Birds and reptiles have similar tears to humans, study finds

Have you ever wondered have tears? Well, a study at the Federal University of Bahia in Salvador, Brazil has revealed that they not only have tears, but the composition of their tears is similar to that of humans.

The researchers collected samples of healthy animals’ tears from seven species of birds and reptiles, including macaws, hawks, owls, and parrots, as well as tortoises, caimans, and sea turtles.

And it found both similarities and differences to human tears that could be key to veterinary treatments and eye disease.

“Although birds and reptiles have different structures that are responsible for tear production, some components of this fluid (electrolytes) are present at similar concentrations as what is found in humans,” lead study author Arianne Oriá, said in a press release. “But the crystal structures are organized in different ways so that they guarantee the eyes´ health and equilibrium with the various environments.”

Although the tears of mammals like dogs and horses are more similar to humans, there are similar amounts of electrolyte fluid in the tears of birds, reptiles and humans (but birds and reptiles had slightly higher concentrations than humans).

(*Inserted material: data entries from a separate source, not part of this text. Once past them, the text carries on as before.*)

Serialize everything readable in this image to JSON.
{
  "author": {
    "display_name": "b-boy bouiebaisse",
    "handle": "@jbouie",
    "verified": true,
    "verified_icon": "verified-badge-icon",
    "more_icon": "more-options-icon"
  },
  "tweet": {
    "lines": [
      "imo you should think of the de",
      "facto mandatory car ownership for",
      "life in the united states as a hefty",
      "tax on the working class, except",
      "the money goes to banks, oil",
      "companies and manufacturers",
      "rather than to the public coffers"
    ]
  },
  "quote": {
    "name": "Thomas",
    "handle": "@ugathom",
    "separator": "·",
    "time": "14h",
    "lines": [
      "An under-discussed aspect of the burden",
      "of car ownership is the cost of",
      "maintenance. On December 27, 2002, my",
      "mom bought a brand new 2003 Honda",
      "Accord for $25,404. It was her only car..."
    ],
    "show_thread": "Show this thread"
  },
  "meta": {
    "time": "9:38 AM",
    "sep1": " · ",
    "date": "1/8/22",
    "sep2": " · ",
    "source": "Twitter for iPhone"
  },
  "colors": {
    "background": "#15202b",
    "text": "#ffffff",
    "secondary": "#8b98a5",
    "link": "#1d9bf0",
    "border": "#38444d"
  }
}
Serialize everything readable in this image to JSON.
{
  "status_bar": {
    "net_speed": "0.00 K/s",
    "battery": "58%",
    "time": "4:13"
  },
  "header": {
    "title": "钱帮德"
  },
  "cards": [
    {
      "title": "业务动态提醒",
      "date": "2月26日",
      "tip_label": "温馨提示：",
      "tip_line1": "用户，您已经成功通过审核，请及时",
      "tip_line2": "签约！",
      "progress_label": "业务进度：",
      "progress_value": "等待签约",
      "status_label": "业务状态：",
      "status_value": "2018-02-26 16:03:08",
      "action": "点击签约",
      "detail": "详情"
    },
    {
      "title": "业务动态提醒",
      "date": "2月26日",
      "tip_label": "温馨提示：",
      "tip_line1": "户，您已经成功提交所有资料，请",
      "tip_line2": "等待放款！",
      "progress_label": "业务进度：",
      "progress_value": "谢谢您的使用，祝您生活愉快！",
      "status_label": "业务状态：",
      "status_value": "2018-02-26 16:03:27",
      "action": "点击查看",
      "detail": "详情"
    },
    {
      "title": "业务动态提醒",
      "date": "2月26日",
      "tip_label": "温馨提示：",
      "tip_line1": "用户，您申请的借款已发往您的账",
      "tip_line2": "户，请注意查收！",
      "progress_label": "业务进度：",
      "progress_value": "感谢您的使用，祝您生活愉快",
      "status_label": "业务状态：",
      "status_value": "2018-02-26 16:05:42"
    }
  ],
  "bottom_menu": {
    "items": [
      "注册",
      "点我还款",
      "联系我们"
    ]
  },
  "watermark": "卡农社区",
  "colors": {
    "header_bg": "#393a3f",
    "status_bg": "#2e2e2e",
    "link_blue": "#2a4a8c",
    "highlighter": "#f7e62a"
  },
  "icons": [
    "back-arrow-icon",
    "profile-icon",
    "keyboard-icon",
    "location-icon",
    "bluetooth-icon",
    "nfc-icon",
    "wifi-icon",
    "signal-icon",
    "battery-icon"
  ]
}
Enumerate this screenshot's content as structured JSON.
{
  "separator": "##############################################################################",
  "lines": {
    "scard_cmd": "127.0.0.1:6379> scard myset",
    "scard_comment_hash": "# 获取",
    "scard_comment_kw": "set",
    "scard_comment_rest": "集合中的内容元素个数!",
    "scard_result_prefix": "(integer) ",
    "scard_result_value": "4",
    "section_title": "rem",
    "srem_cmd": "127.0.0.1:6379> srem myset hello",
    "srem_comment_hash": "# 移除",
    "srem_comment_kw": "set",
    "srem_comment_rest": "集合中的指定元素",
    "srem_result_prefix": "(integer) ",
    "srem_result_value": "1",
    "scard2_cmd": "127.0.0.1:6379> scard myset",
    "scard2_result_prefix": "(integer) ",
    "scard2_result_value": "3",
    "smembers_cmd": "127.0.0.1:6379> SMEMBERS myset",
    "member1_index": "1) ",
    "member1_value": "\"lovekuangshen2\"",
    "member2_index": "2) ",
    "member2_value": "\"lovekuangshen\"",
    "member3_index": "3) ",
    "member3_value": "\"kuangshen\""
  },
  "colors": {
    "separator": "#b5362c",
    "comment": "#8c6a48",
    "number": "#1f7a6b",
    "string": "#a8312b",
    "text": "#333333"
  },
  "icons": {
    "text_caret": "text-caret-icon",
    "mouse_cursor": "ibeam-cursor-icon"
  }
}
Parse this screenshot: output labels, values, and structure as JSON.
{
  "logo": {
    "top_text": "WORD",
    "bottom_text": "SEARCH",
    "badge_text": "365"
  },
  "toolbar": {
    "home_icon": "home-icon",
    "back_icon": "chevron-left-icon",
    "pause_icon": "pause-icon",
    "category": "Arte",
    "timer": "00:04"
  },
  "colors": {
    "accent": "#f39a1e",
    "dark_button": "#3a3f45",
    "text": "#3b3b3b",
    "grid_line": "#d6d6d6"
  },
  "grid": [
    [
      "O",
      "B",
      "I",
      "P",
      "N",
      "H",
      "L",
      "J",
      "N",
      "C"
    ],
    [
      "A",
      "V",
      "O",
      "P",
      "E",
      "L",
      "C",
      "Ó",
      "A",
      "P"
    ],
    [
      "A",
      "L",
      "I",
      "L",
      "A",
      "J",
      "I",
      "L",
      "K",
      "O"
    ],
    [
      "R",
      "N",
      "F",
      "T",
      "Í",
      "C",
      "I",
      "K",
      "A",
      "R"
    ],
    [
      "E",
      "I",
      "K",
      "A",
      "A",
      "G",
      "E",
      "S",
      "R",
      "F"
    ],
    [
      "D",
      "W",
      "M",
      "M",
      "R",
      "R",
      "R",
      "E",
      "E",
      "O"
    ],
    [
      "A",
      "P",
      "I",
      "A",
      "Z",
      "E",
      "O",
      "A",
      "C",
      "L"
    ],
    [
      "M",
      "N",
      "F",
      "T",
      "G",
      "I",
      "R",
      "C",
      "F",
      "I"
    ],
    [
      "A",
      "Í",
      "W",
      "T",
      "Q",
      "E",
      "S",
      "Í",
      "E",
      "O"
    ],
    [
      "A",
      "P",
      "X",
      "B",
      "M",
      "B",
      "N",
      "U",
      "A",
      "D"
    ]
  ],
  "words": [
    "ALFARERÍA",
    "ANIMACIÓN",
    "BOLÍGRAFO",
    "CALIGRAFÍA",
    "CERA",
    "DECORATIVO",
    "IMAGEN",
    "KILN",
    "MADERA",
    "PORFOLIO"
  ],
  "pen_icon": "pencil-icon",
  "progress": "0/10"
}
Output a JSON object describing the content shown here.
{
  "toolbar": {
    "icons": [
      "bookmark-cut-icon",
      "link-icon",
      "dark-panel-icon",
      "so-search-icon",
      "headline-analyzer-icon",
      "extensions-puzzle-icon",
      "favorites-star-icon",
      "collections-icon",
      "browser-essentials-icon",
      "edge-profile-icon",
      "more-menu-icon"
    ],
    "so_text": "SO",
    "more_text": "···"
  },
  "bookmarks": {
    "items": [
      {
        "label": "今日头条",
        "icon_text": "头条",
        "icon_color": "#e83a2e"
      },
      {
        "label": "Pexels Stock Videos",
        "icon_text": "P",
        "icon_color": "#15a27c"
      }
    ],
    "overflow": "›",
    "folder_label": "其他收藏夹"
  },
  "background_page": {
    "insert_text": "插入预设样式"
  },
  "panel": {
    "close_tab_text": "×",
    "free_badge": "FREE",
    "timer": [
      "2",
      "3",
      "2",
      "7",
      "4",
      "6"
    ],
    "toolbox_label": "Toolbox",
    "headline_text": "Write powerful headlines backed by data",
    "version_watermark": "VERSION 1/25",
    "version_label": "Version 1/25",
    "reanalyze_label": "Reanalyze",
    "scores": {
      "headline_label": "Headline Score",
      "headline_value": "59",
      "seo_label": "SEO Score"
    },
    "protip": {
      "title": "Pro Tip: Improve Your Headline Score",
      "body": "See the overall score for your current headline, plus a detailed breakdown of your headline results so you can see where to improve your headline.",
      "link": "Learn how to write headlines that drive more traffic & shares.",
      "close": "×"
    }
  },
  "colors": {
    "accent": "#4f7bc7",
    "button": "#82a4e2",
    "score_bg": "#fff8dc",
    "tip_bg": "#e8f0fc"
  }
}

The study of animal tears is important to insight into better eye treatments for both people and animals, as well as improve our understanding of animals’ evolutionary adaptations.